═════ Provided data

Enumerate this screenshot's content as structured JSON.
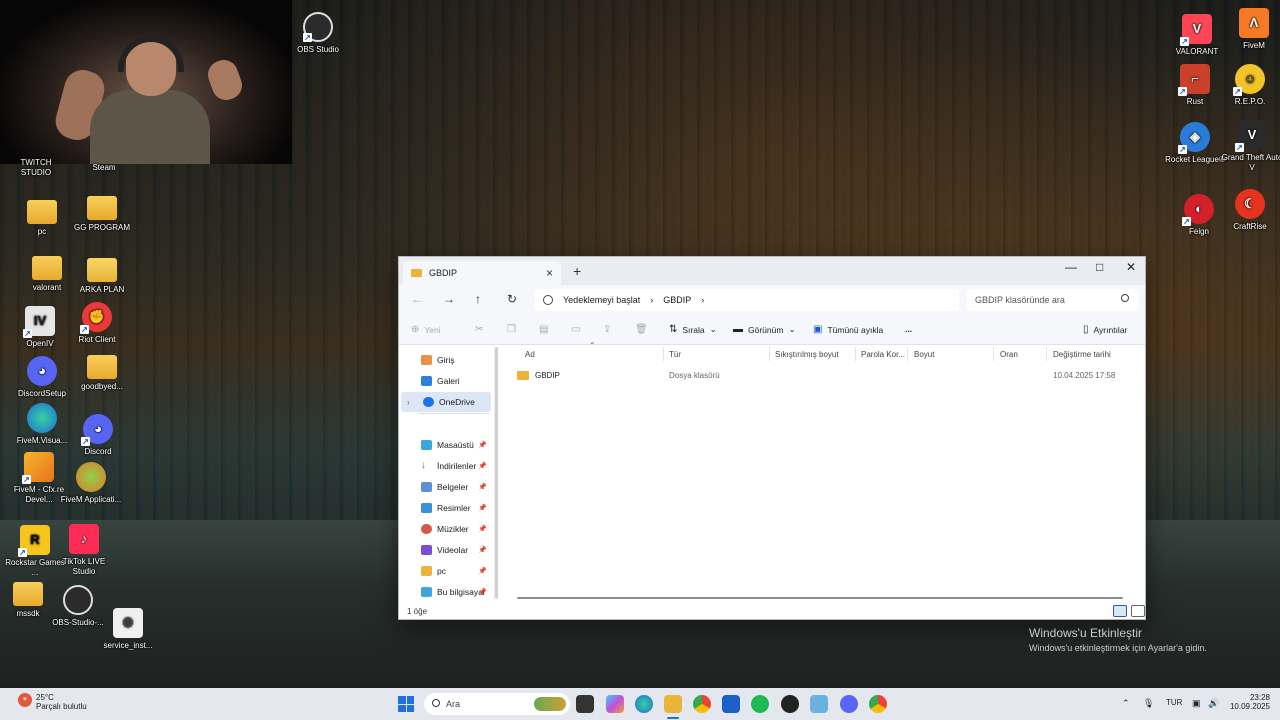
{
  "desktop": {
    "webcam_label": "",
    "icons": [
      {
        "label": "OBS Studio"
      },
      {
        "label": "TWITCH STUDIO"
      },
      {
        "label": "Steam"
      },
      {
        "label": "pc"
      },
      {
        "label": "GG PROGRAM"
      },
      {
        "label": "valorant"
      },
      {
        "label": "ARKA PLAN"
      },
      {
        "label": "OpenIV"
      },
      {
        "label": "Riot Client"
      },
      {
        "label": "DiscordSetup"
      },
      {
        "label": "goodbyed..."
      },
      {
        "label": "FiveM.Visua..."
      },
      {
        "label": "Discord"
      },
      {
        "label": "FiveM - Cfx.re Devel..."
      },
      {
        "label": "FiveM Applicati..."
      },
      {
        "label": "Rockstar Games ..."
      },
      {
        "label": "TikTok LIVE Studio"
      },
      {
        "label": "mssdk"
      },
      {
        "label": "OBS-Studio-..."
      },
      {
        "label": "service_inst..."
      },
      {
        "label": "VALORANT"
      },
      {
        "label": "FiveM"
      },
      {
        "label": "Rust"
      },
      {
        "label": "R.E.P.O."
      },
      {
        "label": "Rocket League®"
      },
      {
        "label": "Grand Theft Auto V"
      },
      {
        "label": "Feign"
      },
      {
        "label": "CraftRise"
      }
    ]
  },
  "explorer": {
    "tab_title": "GBDIP",
    "breadcrumb": [
      "Yedeklemeyi başlat",
      "GBDIP"
    ],
    "search_placeholder": "GBDIP klasöründe ara",
    "toolbar": {
      "new": "Yeni",
      "sort": "Sırala",
      "view": "Görünüm",
      "select_all": "Tümünü ayıkla",
      "more": "...",
      "details": "Ayrıntılar"
    },
    "sidebar": [
      {
        "label": "Giriş"
      },
      {
        "label": "Galeri"
      },
      {
        "label": "OneDrive"
      },
      {
        "label": "Masaüstü"
      },
      {
        "label": "İndirilenler"
      },
      {
        "label": "Belgeler"
      },
      {
        "label": "Resimler"
      },
      {
        "label": "Müzikler"
      },
      {
        "label": "Videolar"
      },
      {
        "label": "pc"
      },
      {
        "label": "Bu bilgisayar"
      }
    ],
    "columns": [
      "Ad",
      "Tür",
      "Sıkıştırılmış boyut",
      "Parola Kor...",
      "Boyut",
      "Oran",
      "Değiştirme tarihi"
    ],
    "rows": [
      {
        "name": "GBDIP",
        "type": "Dosya klasörü",
        "date": "10.04.2025 17:58"
      }
    ],
    "status": "1 öğe"
  },
  "activation": {
    "title": "Windows'u Etkinleştir",
    "subtitle": "Windows'u etkinleştirmek için Ayarlar'a gidin."
  },
  "taskbar": {
    "temperature": "25°C",
    "weather": "Parçalı bulutlu",
    "search_placeholder": "Ara",
    "language": "TUR",
    "time": "23:28",
    "date": "10.09.2025"
  },
  "colors": {
    "accent": "#1f6fe5",
    "folder": "#eab43a",
    "taskbar": "#e4e8ee"
  }
}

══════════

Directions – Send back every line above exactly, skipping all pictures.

Written solution –
Enumerate this screenshot's content as structured JSON.
{
  "desktop": {
    "webcam_label": "",
    "icons": [
      {
        "label": "OBS Studio"
      },
      {
        "label": "TWITCH STUDIO"
      },
      {
        "label": "Steam"
      },
      {
        "label": "pc"
      },
      {
        "label": "GG PROGRAM"
      },
      {
        "label": "valorant"
      },
      {
        "label": "ARKA PLAN"
      },
      {
        "label": "OpenIV"
      },
      {
        "label": "Riot Client"
      },
      {
        "label": "DiscordSetup"
      },
      {
        "label": "goodbyed..."
      },
      {
        "label": "FiveM.Visua..."
      },
      {
        "label": "Discord"
      },
      {
        "label": "FiveM - Cfx.re Devel..."
      },
      {
        "label": "FiveM Applicati..."
      },
      {
        "label": "Rockstar Games ..."
      },
      {
        "label": "TikTok LIVE Studio"
      },
      {
        "label": "mssdk"
      },
      {
        "label": "OBS-Studio-..."
      },
      {
        "label": "service_inst..."
      },
      {
        "label": "VALORANT"
      },
      {
        "label": "FiveM"
      },
      {
        "label": "Rust"
      },
      {
        "label": "R.E.P.O."
      },
      {
        "label": "Rocket League®"
      },
      {
        "label": "Grand Theft Auto V"
      },
      {
        "label": "Feign"
      },
      {
        "label": "CraftRise"
      }
    ]
  },
  "explorer": {
    "tab_title": "GBDIP",
    "breadcrumb": [
      "Yedeklemeyi başlat",
      "GBDIP"
    ],
    "search_placeholder": "GBDIP klasöründe ara",
    "toolbar": {
      "new": "Yeni",
      "sort": "Sırala",
      "view": "Görünüm",
      "select_all": "Tümünü ayıkla",
      "more": "...",
      "details": "Ayrıntılar"
    },
    "sidebar": [
      {
        "label": "Giriş"
      },
      {
        "label": "Galeri"
      },
      {
        "label": "OneDrive"
      },
      {
        "label": "Masaüstü"
      },
      {
        "label": "İndirilenler"
      },
      {
        "label": "Belgeler"
      },
      {
        "label": "Resimler"
      },
      {
        "label": "Müzikler"
      },
      {
        "label": "Videolar"
      },
      {
        "label": "pc"
      },
      {
        "label": "Bu bilgisayar"
      }
    ],
    "columns": [
      "Ad",
      "Tür",
      "Sıkıştırılmış boyut",
      "Parola Kor...",
      "Boyut",
      "Oran",
      "Değiştirme tarihi"
    ],
    "rows": [
      {
        "name": "GBDIP",
        "type": "Dosya klasörü",
        "date": "10.04.2025 17:58"
      }
    ],
    "status": "1 öğe"
  },
  "activation": {
    "title": "Windows'u Etkinleştir",
    "subtitle": "Windows'u etkinleştirmek için Ayarlar'a gidin."
  },
  "taskbar": {
    "temperature": "25°C",
    "weather": "Parçalı bulutlu",
    "search_placeholder": "Ara",
    "language": "TUR",
    "time": "23:28",
    "date": "10.09.2025"
  },
  "colors": {
    "accent": "#1f6fe5",
    "folder": "#eab43a",
    "taskbar": "#e4e8ee"
  }
}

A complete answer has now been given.